Psychological effects of tooth loss are complex and varied and range from minimal to a state of anxiety which significantly affects the social life. Studies done by Mahmoud K et al, 200910 demonstrated that females are more affected by tooth loss in terms of eating and body activity. The number of missing anterior teeth influences patient perception and satisfaction with their dentition. 80% of the patients treated with implant-supported prosthesis were judged for their overall psychological health and showed improved psychological health compared with their previous state of wearing removable dentures or fixed prosthesis. Fixed prosthesis requires support from the adjacent teeth as well there is an increased risk of fracture, loosening or root sensitivity which is a major disadvantage.
Computerized tomography provides cross-sectional radiographic images that facilitate proper assessment of potential recipient sites for implant placement. It offers a precise and detailed evaluation of the height and width of alveolar ridge. The surgical placement of implants is governed primarily by the prosthetic design and secondarily by the morphology and quality of the alveolar bone. Implant placement may be difficult if at all possible due to alveolar ridge aberrations. In consequence, prosthetically dictated dental implant positioning often entails augmentation of the alveolar ridge and adjacent structures. Bio-Oss is a highly biocompatible and osteoconductive material which is slowly resorbed in humans and can be used with success as a bone substitute in ridge augmentation procedures.
This case report describes aesthetic and functional outcomes obtained by the multidisciplinary approach for the restoration of congenitally missing maxillary left and right lateral incisor areas and fabrication of two single crowns. In congenitally missing situations, in absence of any pathologic symptoms or negative radiologic findings, such a kind of treatment suggest a successful and a satisfactory result in short-term evaluation.
1. Mantzikos T, Shamus I. Case report: forced eruption and implant site development. Angle Orthod 1996;68(2):179-86.
2. Schweizer CM, Schlegel AK, Rudzki-Janson I. Endosseous dental implants in orthodontic therapy. Int Dent J 1996;46(2):61-8.
3. Dialogue. The role of the orthodontist on the maxillary anterior implant team. Am AssocOrthodon 1998;10(2):67-9.

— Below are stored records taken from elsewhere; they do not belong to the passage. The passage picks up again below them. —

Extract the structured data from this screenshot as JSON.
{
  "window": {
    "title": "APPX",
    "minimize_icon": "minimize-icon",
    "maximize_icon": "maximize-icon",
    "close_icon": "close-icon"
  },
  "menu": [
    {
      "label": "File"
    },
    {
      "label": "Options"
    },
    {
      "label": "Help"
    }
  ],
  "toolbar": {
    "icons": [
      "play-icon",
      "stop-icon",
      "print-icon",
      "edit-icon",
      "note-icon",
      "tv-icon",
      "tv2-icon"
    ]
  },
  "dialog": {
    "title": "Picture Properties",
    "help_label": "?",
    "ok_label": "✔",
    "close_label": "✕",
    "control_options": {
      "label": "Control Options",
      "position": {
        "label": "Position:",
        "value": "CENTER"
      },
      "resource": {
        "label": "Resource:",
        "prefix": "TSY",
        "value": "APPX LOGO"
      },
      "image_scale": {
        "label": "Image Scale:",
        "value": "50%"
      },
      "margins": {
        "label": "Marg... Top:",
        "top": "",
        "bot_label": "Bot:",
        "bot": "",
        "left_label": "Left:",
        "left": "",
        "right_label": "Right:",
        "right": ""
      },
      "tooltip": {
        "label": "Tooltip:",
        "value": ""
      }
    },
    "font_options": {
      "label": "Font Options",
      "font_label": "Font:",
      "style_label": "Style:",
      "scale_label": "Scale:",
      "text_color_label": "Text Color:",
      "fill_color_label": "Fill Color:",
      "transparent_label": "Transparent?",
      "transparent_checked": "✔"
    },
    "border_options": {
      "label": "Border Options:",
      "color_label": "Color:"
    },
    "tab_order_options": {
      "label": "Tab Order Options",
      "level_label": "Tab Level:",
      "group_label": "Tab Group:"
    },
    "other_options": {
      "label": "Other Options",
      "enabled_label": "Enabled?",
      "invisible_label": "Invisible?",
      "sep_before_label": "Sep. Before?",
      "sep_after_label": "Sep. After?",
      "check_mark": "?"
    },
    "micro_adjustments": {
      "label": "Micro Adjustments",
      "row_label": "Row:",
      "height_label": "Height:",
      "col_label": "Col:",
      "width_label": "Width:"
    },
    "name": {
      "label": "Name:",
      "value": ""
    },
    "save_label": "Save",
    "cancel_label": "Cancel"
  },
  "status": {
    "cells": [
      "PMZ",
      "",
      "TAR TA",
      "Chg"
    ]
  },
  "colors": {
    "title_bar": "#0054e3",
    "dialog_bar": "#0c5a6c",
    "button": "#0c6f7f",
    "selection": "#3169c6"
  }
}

4. Bishara SE. Impacted maxillary canines: a review. Am J Orthod- DentofacialOrthop 1992;101(2):159-71.
5. Rupp RP, Dillehay JK, Squire CF. Orthodontics, Prosthodontics and Periodontics: a multidisciplinary approach. Gen Dent 1997;45(3):286-9.
6. Balshi TJ. Osseointegration and Orthodontics: modern treatment for congenitally missing teeth. Int J Perio Rest Dent 1993;13(6):495-5.

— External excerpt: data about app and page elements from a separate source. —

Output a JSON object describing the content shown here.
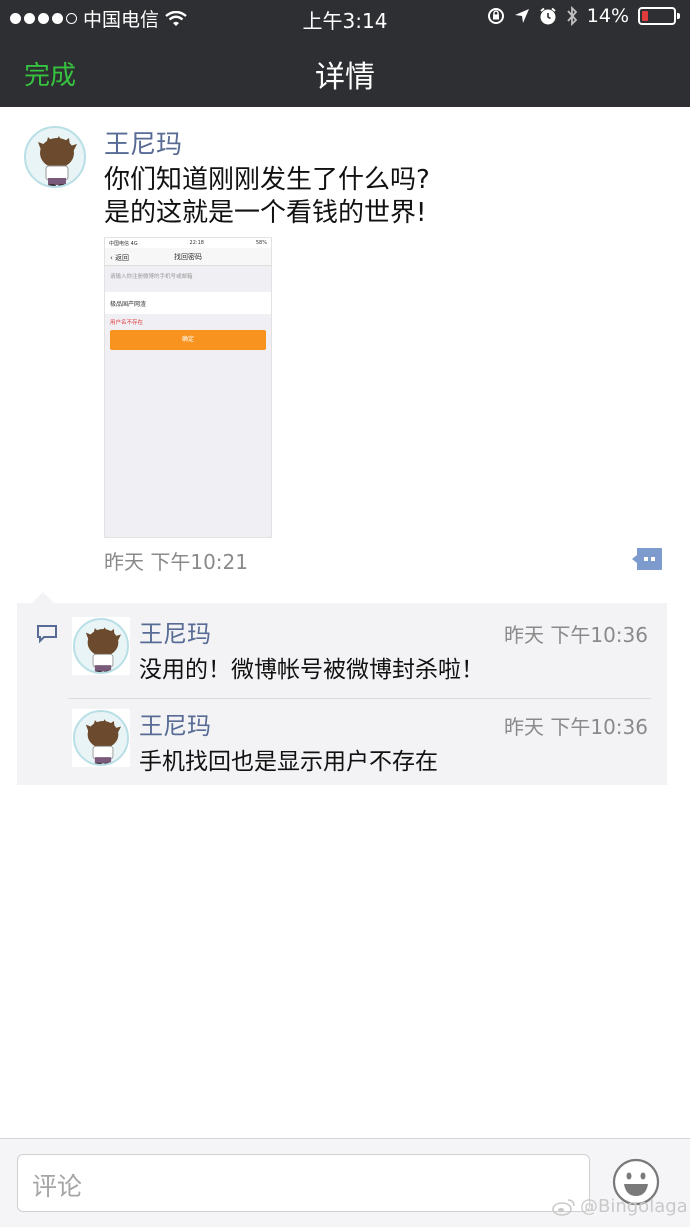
{
  "status_bar": {
    "carrier": "中国电信",
    "time": "上午3:14",
    "battery": "14%",
    "signal_icon": "signal-dots-icon",
    "wifi_icon": "wifi-icon",
    "battery_color": "#e23b3b"
  },
  "nav": {
    "done_label": "完成",
    "title": "详情",
    "done_color": "#35c33f"
  },
  "post": {
    "author": "王尼玛",
    "text_line1": "你们知道刚刚发生了什么吗?",
    "text_line2": "是的这就是一个看钱的世界!",
    "time": "昨天 下午10:21",
    "image": {
      "status_carrier": "中国电信 4G",
      "status_time": "22:18",
      "status_battery": "58%",
      "back_label": "返回",
      "title": "找回密码",
      "input_placeholder": "请输入你注册微博的手机号或邮箱",
      "account_value": "极品国产网渣",
      "error_text": "用户名不存在",
      "confirm_label": "确定",
      "button_color": "#f7931e"
    }
  },
  "comments": [
    {
      "author": "王尼玛",
      "time": "昨天 下午10:36",
      "text": "没用的！微博帐号被微博封杀啦！"
    },
    {
      "author": "王尼玛",
      "time": "昨天 下午10:36",
      "text": "手机找回也是显示用户不存在"
    }
  ],
  "bottom": {
    "comment_placeholder": "评论",
    "emoji_icon": "smiley-face-icon",
    "watermark": "@Bingolaga"
  },
  "colors": {
    "name_link": "#576b95",
    "nav_bg": "#2e2f33",
    "comment_bg": "#f3f3f5"
  }
}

7. Cronin RJ, Cagna DR. An update on fixed prosthodontics. J Am Dent Assoc 1997;128(4):425-36.
8. Miller BJ, Taylor NG. Lateral thinking: the management of missing upper lateral incisors. Br Dent J 1995;79(3):99-106.
9. Spear FM, Mathews DM, Kokich VG. Interdisciplinary management of single-tooth implants. Semin Orthod. 1997;3(1):45–72.
10. Mahmoud K Al-Omiri, Jumana A Karasneh, Edward Lynch, Philip-John Lamey, Thomas J Clifford. Impact of missing upper anterior teeth on daily living. Int Dent J 2009;59(3):127-132.